A single number is the answer here: the count of lines in the records below in which the word "true" appears.
* * *
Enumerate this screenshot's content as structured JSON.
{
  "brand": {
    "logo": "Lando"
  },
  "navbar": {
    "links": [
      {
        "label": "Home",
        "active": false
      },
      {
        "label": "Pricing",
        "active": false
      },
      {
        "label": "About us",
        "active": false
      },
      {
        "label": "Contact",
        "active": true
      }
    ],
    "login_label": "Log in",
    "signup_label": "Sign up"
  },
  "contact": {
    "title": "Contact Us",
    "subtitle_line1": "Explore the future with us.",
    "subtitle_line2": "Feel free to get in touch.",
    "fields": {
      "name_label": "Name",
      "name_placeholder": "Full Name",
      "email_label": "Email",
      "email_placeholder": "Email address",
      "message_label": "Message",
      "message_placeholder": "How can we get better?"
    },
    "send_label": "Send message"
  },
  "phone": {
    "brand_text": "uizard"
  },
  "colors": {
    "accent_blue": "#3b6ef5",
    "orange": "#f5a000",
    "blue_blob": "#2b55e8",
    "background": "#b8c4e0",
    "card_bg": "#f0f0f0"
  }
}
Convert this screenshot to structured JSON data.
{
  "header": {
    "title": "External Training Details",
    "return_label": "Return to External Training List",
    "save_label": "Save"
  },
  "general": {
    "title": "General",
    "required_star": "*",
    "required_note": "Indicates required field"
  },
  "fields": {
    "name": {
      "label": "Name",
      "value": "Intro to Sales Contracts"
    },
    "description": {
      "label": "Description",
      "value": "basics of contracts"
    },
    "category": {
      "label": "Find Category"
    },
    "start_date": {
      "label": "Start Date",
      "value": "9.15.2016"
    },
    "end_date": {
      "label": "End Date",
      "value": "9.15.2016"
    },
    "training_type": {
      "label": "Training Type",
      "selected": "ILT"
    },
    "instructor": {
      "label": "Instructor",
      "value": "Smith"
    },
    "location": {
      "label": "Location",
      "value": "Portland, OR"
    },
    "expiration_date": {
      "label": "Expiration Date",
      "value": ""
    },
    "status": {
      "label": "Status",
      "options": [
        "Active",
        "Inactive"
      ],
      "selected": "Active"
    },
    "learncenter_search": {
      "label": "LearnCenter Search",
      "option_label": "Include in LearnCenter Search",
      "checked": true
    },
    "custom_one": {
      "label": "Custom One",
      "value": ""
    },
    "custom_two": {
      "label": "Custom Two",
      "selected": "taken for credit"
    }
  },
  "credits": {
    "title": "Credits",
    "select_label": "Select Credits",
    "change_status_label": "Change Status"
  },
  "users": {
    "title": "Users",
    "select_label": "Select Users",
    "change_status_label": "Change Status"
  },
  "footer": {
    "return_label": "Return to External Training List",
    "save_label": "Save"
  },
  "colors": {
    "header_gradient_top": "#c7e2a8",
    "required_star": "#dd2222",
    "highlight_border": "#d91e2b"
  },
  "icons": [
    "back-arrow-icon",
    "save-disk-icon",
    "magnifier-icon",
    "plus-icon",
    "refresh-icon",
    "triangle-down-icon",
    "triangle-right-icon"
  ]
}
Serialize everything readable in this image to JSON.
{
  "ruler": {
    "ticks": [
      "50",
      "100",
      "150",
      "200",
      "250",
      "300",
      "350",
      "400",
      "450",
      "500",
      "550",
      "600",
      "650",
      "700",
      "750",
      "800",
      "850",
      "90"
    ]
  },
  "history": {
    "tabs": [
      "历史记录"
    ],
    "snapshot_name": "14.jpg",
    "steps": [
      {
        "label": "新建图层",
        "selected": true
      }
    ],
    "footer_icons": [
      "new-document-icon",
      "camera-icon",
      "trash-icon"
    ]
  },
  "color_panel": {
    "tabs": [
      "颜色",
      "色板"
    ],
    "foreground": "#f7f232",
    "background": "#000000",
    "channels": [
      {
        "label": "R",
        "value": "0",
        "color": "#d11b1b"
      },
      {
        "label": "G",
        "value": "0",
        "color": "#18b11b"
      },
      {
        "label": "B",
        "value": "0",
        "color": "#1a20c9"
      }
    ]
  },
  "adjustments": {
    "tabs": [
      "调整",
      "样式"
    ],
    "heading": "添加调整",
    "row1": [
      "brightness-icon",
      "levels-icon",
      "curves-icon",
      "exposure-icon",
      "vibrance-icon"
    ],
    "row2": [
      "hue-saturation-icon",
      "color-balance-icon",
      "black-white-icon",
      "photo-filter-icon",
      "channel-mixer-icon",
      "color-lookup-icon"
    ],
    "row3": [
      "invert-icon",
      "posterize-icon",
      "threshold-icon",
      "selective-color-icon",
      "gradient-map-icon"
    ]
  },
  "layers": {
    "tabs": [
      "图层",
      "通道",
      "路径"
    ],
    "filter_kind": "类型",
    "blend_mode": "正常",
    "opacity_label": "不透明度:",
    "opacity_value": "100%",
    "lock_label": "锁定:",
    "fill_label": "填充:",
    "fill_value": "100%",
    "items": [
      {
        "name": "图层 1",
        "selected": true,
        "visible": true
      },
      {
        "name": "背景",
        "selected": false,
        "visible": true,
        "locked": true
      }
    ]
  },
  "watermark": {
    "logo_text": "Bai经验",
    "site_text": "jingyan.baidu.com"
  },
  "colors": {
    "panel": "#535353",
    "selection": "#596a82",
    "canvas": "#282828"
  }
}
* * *
[Answer area]: 7